- **Task brief**: Output all of the data below exactly as given.

(Stored records)
%%

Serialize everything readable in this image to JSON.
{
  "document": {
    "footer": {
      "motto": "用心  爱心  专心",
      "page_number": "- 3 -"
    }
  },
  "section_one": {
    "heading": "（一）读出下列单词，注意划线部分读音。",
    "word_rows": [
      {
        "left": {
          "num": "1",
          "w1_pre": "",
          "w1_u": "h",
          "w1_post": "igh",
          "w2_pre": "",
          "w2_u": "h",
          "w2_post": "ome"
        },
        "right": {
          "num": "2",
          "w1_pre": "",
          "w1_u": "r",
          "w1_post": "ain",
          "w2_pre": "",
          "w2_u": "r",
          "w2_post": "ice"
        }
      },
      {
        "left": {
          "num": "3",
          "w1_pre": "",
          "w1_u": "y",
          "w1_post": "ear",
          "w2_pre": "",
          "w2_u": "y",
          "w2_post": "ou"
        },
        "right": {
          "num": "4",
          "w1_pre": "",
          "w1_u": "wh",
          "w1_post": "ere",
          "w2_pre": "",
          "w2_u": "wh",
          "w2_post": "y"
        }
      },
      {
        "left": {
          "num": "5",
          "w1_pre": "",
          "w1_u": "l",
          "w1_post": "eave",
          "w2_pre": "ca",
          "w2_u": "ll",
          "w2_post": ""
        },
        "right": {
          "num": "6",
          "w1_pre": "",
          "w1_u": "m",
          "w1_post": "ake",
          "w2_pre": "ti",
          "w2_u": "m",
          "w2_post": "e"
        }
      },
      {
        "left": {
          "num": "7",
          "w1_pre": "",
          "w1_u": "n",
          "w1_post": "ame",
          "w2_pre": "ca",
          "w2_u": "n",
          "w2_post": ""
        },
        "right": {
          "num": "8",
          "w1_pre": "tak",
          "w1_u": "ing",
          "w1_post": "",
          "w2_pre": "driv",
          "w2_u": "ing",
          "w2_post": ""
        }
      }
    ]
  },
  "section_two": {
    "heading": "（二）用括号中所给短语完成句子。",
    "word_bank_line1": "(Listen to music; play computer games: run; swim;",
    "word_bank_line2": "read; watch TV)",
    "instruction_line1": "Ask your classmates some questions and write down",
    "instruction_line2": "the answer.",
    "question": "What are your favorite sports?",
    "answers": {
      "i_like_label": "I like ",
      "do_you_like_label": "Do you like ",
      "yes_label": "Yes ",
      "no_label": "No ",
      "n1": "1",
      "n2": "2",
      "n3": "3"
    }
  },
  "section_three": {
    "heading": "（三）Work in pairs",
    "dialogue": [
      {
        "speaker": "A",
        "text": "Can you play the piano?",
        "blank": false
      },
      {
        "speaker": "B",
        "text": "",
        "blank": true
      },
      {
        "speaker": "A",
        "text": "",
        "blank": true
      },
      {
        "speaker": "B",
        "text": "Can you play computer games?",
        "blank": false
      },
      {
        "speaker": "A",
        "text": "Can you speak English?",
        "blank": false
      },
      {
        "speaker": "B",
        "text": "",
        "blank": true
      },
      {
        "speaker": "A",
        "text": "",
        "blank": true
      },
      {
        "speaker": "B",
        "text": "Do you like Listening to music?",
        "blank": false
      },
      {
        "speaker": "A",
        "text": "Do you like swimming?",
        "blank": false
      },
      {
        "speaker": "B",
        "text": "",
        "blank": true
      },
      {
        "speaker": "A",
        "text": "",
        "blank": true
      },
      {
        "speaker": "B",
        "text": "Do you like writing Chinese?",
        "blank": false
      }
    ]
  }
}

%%

- **Reply**:
Serialize everything readable in this image to JSON.
{
  "document": {
    "footer": {
      "motto": "用心  爱心  专心",
      "page_number": "- 3 -"
    }
  },
  "section_one": {
    "heading": "（一）读出下列单词，注意划线部分读音。",
    "word_rows": [
      {
        "left": {
          "num": "1",
          "w1_pre": "",
          "w1_u": "h",
          "w1_post": "igh",
          "w2_pre": "",
          "w2_u": "h",
          "w2_post": "ome"
        },
        "right": {
          "num": "2",
          "w1_pre": "",
          "w1_u": "r",
          "w1_post": "ain",
          "w2_pre": "",
          "w2_u": "r",
          "w2_post": "ice"
        }
      },
      {
        "left": {
          "num": "3",
          "w1_pre": "",
          "w1_u": "y",
          "w1_post": "ear",
          "w2_pre": "",
          "w2_u": "y",
          "w2_post": "ou"
        },
        "right": {
          "num": "4",
          "w1_pre": "",
          "w1_u": "wh",
          "w1_post": "ere",
          "w2_pre": "",
          "w2_u": "wh",
          "w2_post": "y"
        }
      },
      {
        "left": {
          "num": "5",
          "w1_pre": "",
          "w1_u": "l",
          "w1_post": "eave",
          "w2_pre": "ca",
          "w2_u": "ll",
          "w2_post": ""
        },
        "right": {
          "num": "6",
          "w1_pre": "",
          "w1_u": "m",
          "w1_post": "ake",
          "w2_pre": "ti",
          "w2_u": "m",
          "w2_post": "e"
        }
      },
      {
        "left": {
          "num": "7",
          "w1_pre": "",
          "w1_u": "n",
          "w1_post": "ame",
          "w2_pre": "ca",
          "w2_u": "n",
          "w2_post": ""
        },
        "right": {
          "num": "8",
          "w1_pre": "tak",
          "w1_u": "ing",
          "w1_post": "",
          "w2_pre": "driv",
          "w2_u": "ing",
          "w2_post": ""
        }
      }
    ]
  },
  "section_two": {
    "heading": "（二）用括号中所给短语完成句子。",
    "word_bank_line1": "(Listen to music; play computer games: run; swim;",
    "word_bank_line2": "read; watch TV)",
    "instruction_line1": "Ask your classmates some questions and write down",
    "instruction_line2": "the answer.",
    "question": "What are your favorite sports?",
    "answers": {
      "i_like_label": "I like ",
      "do_you_like_label": "Do you like ",
      "yes_label": "Yes ",
      "no_label": "No ",
      "n1": "1",
      "n2": "2",
      "n3": "3"
    }
  },
  "section_three": {
    "heading": "（三）Work in pairs",
    "dialogue": [
      {
        "speaker": "A",
        "text": "Can you play the piano?",
        "blank": false
      },
      {
        "speaker": "B",
        "text": "",
        "blank": true
      },
      {
        "speaker": "A",
        "text": "",
        "blank": true
      },
      {
        "speaker": "B",
        "text": "Can you play computer games?",
        "blank": false
      },
      {
        "speaker": "A",
        "text": "Can you speak English?",
        "blank": false
      },
      {
        "speaker": "B",
        "text": "",
        "blank": true
      },
      {
        "speaker": "A",
        "text": "",
        "blank": true
      },
      {
        "speaker": "B",
        "text": "Do you like Listening to music?",
        "blank": false
      },
      {
        "speaker": "A",
        "text": "Do you like swimming?",
        "blank": false
      },
      {
        "speaker": "B",
        "text": "",
        "blank": true
      },
      {
        "speaker": "A",
        "text": "",
        "blank": true
      },
      {
        "speaker": "B",
        "text": "Do you like writing Chinese?",
        "blank": false
      }
    ]
  }
}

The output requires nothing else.